AURORA — The best place for a guitar maker is where the music is.
So with Harper Guitars being one of the sponsors for last week’s 30th edition of the Hot August Blues Festival at Kenlake State Resort Park, Harper founder and Murray State University alum Jacob Ian Harper decided to go a little farther than having the company name plastered throughout the park.
“We ran full tech service for the entire festival, so every musician that rolls through here, we’re doing free setups and checking their instruments out,” Harper said over the sounds of the Memphis All-Stars during their set at a packed Kenlake Amphitheater, adding that this offer was made to all musicians, regardless of whether or not they play Harper electric guitars or basses. “We have had the hospitality area this year, along with giving them use of our camper, just to make them feel more comfortable.
“And we offer, if they want, to go ahead and play our stuff. We’ve got a lot of our products here for them to look at.”
One of this year’s headliners, Princeton blues man Alonzo Pennington, already is a Harper ax wielder. He performed with a Harper Comet during the Friday night session. Pennington is the son of famed acoustic and electric thumb picker Eddie Pennington.
“This is where we want to be,” Harper said. “We’ve been so busy with wrapping stuff up at the shop (near Evansville, Indiana) that any second I get to work on a guitar out here helps me out, so we had just finished some and had the opportunity to break them in here. Those will be delivered next week.”
In other words, the large assortment of Harper models that were displayed backstage in the hospitality area consisted of guitars already taken.

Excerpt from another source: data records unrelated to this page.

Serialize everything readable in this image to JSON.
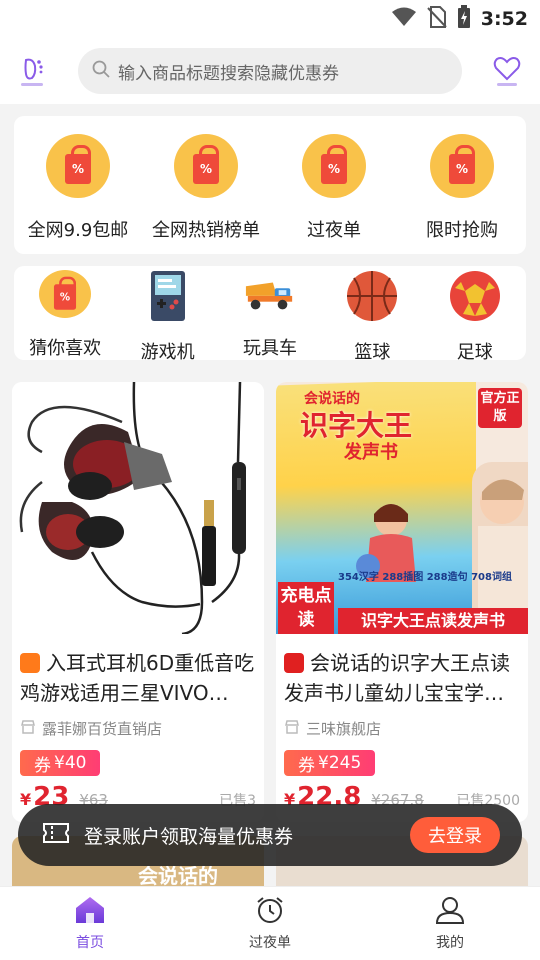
{
  "status_bar": {
    "time": "3:52"
  },
  "search": {
    "placeholder": "输入商品标题搜索隐藏优惠券"
  },
  "categories_top": [
    {
      "label": "全网9.9包邮",
      "icon": "shopping-bag-icon"
    },
    {
      "label": "全网热销榜单",
      "icon": "shopping-bag-icon"
    },
    {
      "label": "过夜单",
      "icon": "shopping-bag-icon"
    },
    {
      "label": "限时抢购",
      "icon": "shopping-bag-icon"
    }
  ],
  "categories_bottom": [
    {
      "label": "猜你喜欢",
      "icon": "shopping-bag-icon"
    },
    {
      "label": "游戏机",
      "icon": "game-console-icon"
    },
    {
      "label": "玩具车",
      "icon": "toy-truck-icon"
    },
    {
      "label": "篮球",
      "icon": "basketball-icon"
    },
    {
      "label": "足球",
      "icon": "football-icon"
    }
  ],
  "products": [
    {
      "title": "入耳式耳机6D重低音吃鸡游戏适用三星VIVO…",
      "shop": "露菲娜百货直销店",
      "coupon_label": "券",
      "coupon_value": "¥40",
      "price_symbol": "¥",
      "price": "23",
      "original_price": "¥63",
      "sold": "已售3",
      "badge_color": "#ff7a1a"
    },
    {
      "title": "会说话的识字大王点读发声书儿童幼儿宝宝学…",
      "shop": "三味旗舰店",
      "coupon_label": "券",
      "coupon_value": "¥245",
      "price_symbol": "¥",
      "price": "22.8",
      "original_price": "¥267.8",
      "sold": "已售2500",
      "badge_color": "#e02020",
      "image_text": {
        "book_title": "识字大王",
        "book_top": "会说话的",
        "book_sub": "发声书",
        "official": "官方正版",
        "charge": "充电点读",
        "banner": "识字大王点读发声书",
        "stats": "354汉字 288插图 288造句 708词组"
      }
    }
  ],
  "peek_text": "会说话的",
  "toast": {
    "message": "登录账户领取海量优惠券",
    "button": "去登录"
  },
  "tabs": [
    {
      "label": "首页",
      "active": true
    },
    {
      "label": "过夜单",
      "active": false
    },
    {
      "label": "我的",
      "active": false
    }
  ],
  "colors": {
    "accent": "#7b4de0",
    "price": "#e0242f",
    "coupon": "#ff3d74"
  }
}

Those were delivered this week.
As for how the company is faring these days, Harper said business is hot.
“We’re still working with the guys from Cage the Elephant (a Bowling Green-based rock outfit that won the 2017 Grammy Award for Best Rock Album, “Tell Me I’m Pretty”) and 3 Doors Down (“Kryptonite,” “Love Me When I’m Gone,” “Not My Time” and others) and we’ve been recently talking with Warren Haynes (Allman Brothers Band, Gov’t Mule and David Allan Coe) and built him a guitar, so we’re still working with that one.”
A few years ago, country music superstar Vince Gill was also using a Harper, but he chose to give that one to Nashville’s George Gruhn, owner of Gruhn Guitars, one of the foremost guitar shops in the world. That recently worked in Harper’s favor.
“They sold it off. We didn’t even know it happened,” Harper said. “Evidently, someone wanted it and that’s always a good thing.”
Harper said the exposure at Aurora, even if no contracts were signed that weekend for sales, is also a big positive.
“We appreciate (main Hot August promoter) Lew Jetton and (festival organizer) Eric Allen for getting us involved,” Harper said. “This is our third year as a sponsor, and something else we do is build a guitar for them to raise funds, and we do the same thing the W.C. Handy Fest in Henderson.
“This gives us a great chance to make new connections and help out with the festival. It’s no problem at all to make a guitar and give it away if it means that we’re getting that kind of exposure and talking to the people we need to talk to.”
One artist that was quite appreciative of the Harper service in Aurora was Mark Parsons, bassist for another of this year’s big-name acts, Big Al and the Heavyweights from blues haven New Orleans.
“That’s the first time I’ve ever seen that at a festival like this, ever! I can’t say enough about that guy,” Parsons said. “The first thing he asks, ‘You need anything tuned up or tweaked?’ I said, ‘Yeah, go ahead and look at it.’ That’s because everything needs a tuneup eventually, as much as we play.
“When I get home, I think I’m going to see what the bank account looks like and see what I can do about looking at his stuff. He’s a real nice guy.”